   Unfortunately, while the battles are as great as they ever were, one of the most innovative aspects of the previous games has been lost in SFIII. The series' traditional RPG-like exploration is largely missing and the game is almost as linear as every other strategy title on the market. Town exploration is still a large part of the game-you are free between battles to walk around towns, visit shops, talk to townspeople, and generally behave as though you were playing a traditional RPG. But, once you leave, it's on to the next battle and there's no going back. There's no real world map, no backtracking, and almost no free exploration. Perhaps it was designed this way to better orchestrate the three overlapping scenarios, but being "on rails" may come as a disappointment to fans of the wide open spaces of Shining Force II.

You can almost hear the poor Saturn wheezing.
You can almost hear the poor Saturn wheezing.

   Luckily, those fans have all the spiffy new graphics to distract them and, for a Saturn game, SFIII's graphics still distract remarkably well. Battles and exploration are done in the increasingly familiar "sprites-on-3D" style used in titles like Xenogears and Breath of Fire III, and can be rotated freely. The battle animations used when a character attacks or cast a spell have made the jump to polygons as well, complete with the kind of graphical tricks, such as (pseudo) transparencies and light-sourcing, only seen at the very end of the Saturn's life. While the graphics never quite reach the "How the hell'd they make the Saturn do that?" level of Grandia or Panzer Dragoon Saga, they still remain some of the most impressive the system has ever seen. Audio also gets the full 32-bit treatment, with high-quality (and memorable) martial tunes to accompany your battles and a full compliment of battle voices for all the major characters. Unfortunately, the voices themselves range from the barely audible to the barely tolerable. In Synbios' case, it actually sounds as though they tracked down Sloth from "The Goonies" to record his lines.

   But, unintentional giggles aside, the presentation, and more importantly the gameplay, is still top notch, and Shining Force III makes a classy epitaph to the Saturn's short career. It would be nice to be able to say that the game introduced a new generation of fans to the long running series, but, due to dwindling Saturn sales and limited production runs, SFIII joined its Game Gear and Sega CD brethren as great games that almost no one played. And while strategy RPGs may not exactly be the rare "niche genre within a niche genre" they once were, fans of the more recent SRPG explosion (as well as old timers who missed out) owe it to themselves to check out this latest, but hopefully not last, incarnation of a classic.

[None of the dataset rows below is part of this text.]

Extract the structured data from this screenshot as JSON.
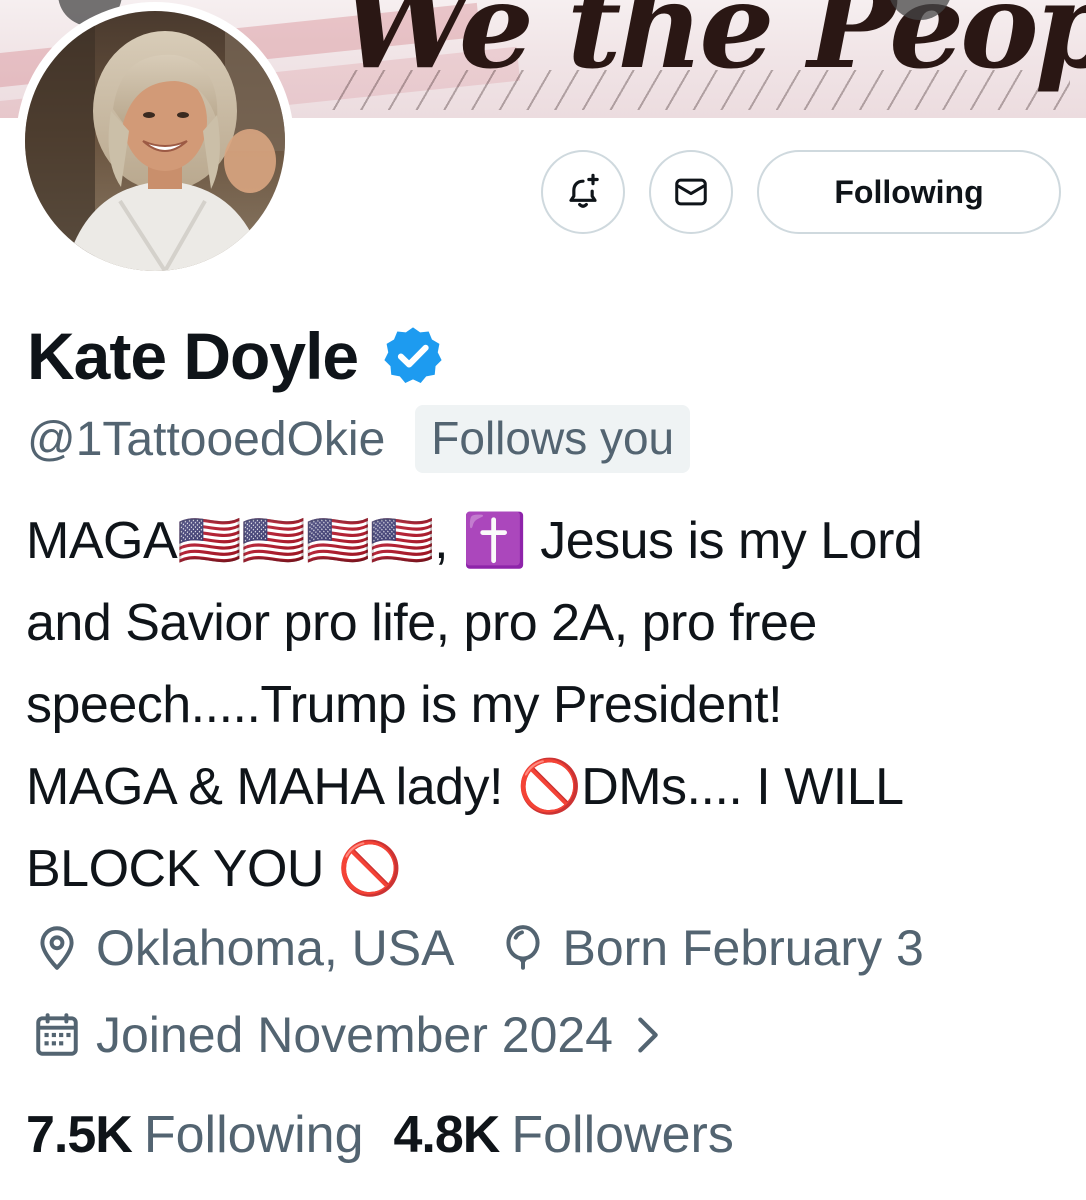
{
  "banner": {
    "text": "We the People"
  },
  "actions": {
    "following_label": "Following"
  },
  "profile": {
    "display_name": "Kate Doyle",
    "handle": "@1TattooedOkie",
    "follows_you": "Follows you",
    "bio_lines": [
      "MAGA🇺🇸🇺🇸🇺🇸🇺🇸, ✝️ Jesus is my Lord",
      "and Savior pro life, pro 2A, pro free",
      "speech.....Trump is my President!",
      "MAGA & MAHA lady! 🚫DMs.... I WILL",
      "BLOCK YOU 🚫"
    ],
    "location": "Oklahoma, USA",
    "birthday": "Born February 3",
    "joined": "Joined November 2024"
  },
  "stats": {
    "following_count": "7.5K",
    "following_label": "Following",
    "followers_count": "4.8K",
    "followers_label": "Followers"
  },
  "colors": {
    "text_primary": "#0f1419",
    "text_secondary": "#536471",
    "verified_blue": "#1d9bf0",
    "border": "#cfd9de",
    "badge_bg": "#eff3f4"
  },
  "icons": {
    "notify": "bell-plus-icon",
    "message": "envelope-icon",
    "verified": "verified-badge-icon",
    "location": "location-pin-icon",
    "birthday": "balloon-icon",
    "joined": "calendar-icon",
    "expand": "chevron-right-icon"
  }
}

Retrospective by Zak McClendon, freelance.
Shining Force III - Scenario I
Developer Camelot / Sonic Software Planning
Publisher Sega
Genre Strategy RPG
Medium CD (1)
Platform Sega Saturn
Release Date

Walkthrough / weapons guide
34 battle screenshots / 29 FMV screenshots / 8 miscellaneous screenshots / 30 story screenshots / 14 credits screenshots / 4 movies
35 character designs / 27 character portraits
3 US box art and CD scans / 15 manual scans / 3 maps